Records for this task:
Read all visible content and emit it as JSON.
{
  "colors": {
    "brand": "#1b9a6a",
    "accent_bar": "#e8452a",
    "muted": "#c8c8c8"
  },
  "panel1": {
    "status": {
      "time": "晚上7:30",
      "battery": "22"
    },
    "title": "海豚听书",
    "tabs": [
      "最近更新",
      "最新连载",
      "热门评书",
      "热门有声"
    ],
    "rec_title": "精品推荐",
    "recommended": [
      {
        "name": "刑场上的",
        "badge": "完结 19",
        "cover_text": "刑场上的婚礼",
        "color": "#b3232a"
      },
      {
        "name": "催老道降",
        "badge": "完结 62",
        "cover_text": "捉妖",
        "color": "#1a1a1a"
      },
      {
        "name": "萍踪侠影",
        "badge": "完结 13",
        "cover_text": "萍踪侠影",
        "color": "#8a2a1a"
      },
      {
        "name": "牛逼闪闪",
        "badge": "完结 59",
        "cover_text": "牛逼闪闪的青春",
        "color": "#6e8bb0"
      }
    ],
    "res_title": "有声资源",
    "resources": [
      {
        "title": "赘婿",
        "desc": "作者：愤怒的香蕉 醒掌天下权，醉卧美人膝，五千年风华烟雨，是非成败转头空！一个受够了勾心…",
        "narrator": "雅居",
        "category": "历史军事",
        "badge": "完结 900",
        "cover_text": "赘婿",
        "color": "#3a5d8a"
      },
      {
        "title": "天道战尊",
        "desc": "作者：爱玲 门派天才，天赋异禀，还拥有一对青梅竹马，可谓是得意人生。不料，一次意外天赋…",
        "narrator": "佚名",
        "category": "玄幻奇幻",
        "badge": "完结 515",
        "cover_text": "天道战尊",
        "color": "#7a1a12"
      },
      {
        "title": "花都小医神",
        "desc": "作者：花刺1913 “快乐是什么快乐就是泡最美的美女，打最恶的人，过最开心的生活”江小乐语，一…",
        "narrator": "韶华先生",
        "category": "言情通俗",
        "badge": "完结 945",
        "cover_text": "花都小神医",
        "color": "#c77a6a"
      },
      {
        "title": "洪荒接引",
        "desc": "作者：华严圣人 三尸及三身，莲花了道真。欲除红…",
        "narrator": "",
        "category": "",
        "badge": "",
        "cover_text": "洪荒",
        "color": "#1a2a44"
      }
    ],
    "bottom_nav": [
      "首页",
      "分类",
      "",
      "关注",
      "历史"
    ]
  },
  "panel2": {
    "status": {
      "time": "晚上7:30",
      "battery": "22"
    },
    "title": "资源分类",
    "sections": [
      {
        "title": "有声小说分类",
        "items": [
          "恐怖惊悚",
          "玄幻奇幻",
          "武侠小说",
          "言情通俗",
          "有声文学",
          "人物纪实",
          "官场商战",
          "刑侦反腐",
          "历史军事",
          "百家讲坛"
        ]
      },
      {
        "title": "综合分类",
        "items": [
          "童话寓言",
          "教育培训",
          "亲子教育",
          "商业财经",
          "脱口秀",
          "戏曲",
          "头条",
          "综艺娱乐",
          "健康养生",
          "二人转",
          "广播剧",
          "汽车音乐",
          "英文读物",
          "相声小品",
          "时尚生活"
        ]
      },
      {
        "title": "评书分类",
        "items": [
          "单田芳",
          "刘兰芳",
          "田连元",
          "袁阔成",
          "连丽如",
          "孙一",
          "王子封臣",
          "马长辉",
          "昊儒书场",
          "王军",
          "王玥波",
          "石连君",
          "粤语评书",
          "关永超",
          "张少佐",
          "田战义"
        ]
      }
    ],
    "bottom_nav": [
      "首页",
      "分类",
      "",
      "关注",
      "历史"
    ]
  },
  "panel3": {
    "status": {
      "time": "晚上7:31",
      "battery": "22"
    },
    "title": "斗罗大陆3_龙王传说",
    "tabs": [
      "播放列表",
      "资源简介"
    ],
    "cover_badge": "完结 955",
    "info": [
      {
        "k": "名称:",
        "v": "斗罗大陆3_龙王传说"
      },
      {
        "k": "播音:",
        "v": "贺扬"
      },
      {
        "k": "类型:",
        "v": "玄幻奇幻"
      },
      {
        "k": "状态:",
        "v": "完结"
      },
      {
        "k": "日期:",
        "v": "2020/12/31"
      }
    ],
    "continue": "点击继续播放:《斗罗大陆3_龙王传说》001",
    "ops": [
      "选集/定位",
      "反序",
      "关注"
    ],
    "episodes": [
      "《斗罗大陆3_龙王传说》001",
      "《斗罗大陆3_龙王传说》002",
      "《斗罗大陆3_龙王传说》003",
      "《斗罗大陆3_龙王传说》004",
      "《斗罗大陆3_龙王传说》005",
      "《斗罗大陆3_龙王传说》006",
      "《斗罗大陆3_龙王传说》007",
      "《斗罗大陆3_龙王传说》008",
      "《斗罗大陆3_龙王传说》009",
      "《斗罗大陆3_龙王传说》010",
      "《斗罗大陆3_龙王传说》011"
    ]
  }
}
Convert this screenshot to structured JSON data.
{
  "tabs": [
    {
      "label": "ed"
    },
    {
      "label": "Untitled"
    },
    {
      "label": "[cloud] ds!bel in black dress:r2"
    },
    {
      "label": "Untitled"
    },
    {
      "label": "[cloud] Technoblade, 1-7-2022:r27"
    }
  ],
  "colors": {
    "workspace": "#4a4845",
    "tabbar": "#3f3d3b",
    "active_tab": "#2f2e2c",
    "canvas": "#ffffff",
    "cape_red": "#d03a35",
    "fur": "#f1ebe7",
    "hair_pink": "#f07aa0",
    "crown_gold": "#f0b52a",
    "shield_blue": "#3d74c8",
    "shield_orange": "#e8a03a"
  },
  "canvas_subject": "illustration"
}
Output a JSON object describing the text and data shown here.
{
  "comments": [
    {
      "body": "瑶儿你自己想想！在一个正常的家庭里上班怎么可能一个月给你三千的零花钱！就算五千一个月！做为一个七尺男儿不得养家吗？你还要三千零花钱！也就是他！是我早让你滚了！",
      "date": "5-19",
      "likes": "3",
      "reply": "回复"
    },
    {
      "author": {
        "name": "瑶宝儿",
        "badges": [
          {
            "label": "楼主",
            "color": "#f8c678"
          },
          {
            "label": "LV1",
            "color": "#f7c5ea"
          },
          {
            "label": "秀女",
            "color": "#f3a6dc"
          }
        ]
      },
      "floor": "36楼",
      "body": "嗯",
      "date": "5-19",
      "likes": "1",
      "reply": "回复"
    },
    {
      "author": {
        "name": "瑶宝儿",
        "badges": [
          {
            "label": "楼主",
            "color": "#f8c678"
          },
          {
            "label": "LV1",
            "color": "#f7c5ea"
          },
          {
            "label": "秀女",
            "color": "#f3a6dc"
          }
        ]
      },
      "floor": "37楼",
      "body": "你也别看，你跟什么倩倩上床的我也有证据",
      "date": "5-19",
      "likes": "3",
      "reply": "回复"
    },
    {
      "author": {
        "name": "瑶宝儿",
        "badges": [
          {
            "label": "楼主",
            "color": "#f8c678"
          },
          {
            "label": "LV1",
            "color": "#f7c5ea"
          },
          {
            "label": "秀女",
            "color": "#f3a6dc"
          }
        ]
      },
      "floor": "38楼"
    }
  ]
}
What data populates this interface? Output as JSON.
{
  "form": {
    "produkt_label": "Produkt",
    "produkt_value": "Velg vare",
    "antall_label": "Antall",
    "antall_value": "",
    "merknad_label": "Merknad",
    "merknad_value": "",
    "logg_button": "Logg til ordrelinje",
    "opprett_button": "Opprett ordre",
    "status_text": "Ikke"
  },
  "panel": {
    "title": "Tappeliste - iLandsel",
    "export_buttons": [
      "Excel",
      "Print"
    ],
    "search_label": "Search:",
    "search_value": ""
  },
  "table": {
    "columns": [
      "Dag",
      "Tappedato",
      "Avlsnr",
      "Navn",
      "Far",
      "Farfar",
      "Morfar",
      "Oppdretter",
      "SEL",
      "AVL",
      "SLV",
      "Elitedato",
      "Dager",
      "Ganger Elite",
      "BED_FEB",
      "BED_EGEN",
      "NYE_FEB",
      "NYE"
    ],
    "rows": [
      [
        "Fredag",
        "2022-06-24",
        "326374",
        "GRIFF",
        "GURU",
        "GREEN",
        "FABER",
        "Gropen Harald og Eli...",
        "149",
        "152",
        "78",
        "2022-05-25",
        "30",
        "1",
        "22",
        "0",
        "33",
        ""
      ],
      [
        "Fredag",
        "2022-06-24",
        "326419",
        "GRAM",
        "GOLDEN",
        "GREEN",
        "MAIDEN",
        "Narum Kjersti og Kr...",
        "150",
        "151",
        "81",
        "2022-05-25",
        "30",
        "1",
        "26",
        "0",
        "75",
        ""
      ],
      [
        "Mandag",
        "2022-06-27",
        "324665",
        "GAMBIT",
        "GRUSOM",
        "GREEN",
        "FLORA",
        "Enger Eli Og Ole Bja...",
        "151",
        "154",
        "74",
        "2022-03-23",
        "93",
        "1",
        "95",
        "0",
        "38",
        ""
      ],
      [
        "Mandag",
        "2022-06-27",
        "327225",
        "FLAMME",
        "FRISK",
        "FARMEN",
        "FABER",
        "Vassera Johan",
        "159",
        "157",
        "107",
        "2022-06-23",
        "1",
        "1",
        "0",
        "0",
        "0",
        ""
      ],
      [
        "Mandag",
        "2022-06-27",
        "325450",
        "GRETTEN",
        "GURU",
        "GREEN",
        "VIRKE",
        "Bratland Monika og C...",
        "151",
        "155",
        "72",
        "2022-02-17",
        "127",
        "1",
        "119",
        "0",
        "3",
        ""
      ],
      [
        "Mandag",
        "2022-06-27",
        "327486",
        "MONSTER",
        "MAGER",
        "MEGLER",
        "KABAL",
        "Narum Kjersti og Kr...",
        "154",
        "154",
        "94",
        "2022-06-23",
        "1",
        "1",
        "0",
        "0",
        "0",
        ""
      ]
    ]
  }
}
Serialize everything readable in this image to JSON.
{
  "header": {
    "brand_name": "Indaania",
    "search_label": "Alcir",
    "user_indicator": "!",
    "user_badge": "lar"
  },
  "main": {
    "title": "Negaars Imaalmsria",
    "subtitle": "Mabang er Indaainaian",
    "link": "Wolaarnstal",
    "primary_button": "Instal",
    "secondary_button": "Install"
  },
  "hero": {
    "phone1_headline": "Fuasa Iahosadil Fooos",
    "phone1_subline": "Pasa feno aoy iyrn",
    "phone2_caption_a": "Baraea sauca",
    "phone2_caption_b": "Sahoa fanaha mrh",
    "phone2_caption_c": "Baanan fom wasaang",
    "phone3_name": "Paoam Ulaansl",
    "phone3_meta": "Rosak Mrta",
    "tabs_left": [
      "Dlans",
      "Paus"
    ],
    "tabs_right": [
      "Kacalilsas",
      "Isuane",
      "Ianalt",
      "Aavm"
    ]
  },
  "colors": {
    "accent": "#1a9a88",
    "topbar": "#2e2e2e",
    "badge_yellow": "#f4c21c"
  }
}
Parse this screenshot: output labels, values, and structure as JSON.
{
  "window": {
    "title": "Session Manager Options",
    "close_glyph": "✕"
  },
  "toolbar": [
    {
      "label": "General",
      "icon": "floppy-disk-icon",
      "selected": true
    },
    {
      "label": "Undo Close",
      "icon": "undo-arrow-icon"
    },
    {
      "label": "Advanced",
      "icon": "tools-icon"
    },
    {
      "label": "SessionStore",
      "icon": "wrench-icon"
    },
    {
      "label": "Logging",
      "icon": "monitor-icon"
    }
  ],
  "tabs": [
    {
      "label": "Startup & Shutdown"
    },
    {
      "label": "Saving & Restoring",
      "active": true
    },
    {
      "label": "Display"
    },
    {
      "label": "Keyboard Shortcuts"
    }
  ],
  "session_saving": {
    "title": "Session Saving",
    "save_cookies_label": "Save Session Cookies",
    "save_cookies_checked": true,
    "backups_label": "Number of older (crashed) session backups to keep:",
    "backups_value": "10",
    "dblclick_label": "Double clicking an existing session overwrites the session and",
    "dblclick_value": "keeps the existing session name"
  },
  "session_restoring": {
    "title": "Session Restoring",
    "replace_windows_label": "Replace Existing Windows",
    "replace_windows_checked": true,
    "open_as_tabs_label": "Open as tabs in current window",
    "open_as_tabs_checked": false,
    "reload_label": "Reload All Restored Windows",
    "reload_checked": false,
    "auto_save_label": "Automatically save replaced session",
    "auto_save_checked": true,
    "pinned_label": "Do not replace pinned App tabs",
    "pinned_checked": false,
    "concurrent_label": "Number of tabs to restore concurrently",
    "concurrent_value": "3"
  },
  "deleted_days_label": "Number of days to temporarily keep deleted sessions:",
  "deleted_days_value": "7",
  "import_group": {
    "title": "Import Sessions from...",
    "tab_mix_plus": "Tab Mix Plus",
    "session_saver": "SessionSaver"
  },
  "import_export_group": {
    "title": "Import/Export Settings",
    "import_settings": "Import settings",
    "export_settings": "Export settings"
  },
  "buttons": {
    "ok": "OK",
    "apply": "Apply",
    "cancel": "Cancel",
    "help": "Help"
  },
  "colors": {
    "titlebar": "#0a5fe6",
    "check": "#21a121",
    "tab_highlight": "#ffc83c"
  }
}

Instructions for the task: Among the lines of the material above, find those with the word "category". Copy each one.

Result below:
        "category": "历史军事",
        "category": "玄幻奇幻",
        "category": "言情通俗",
        "category": "",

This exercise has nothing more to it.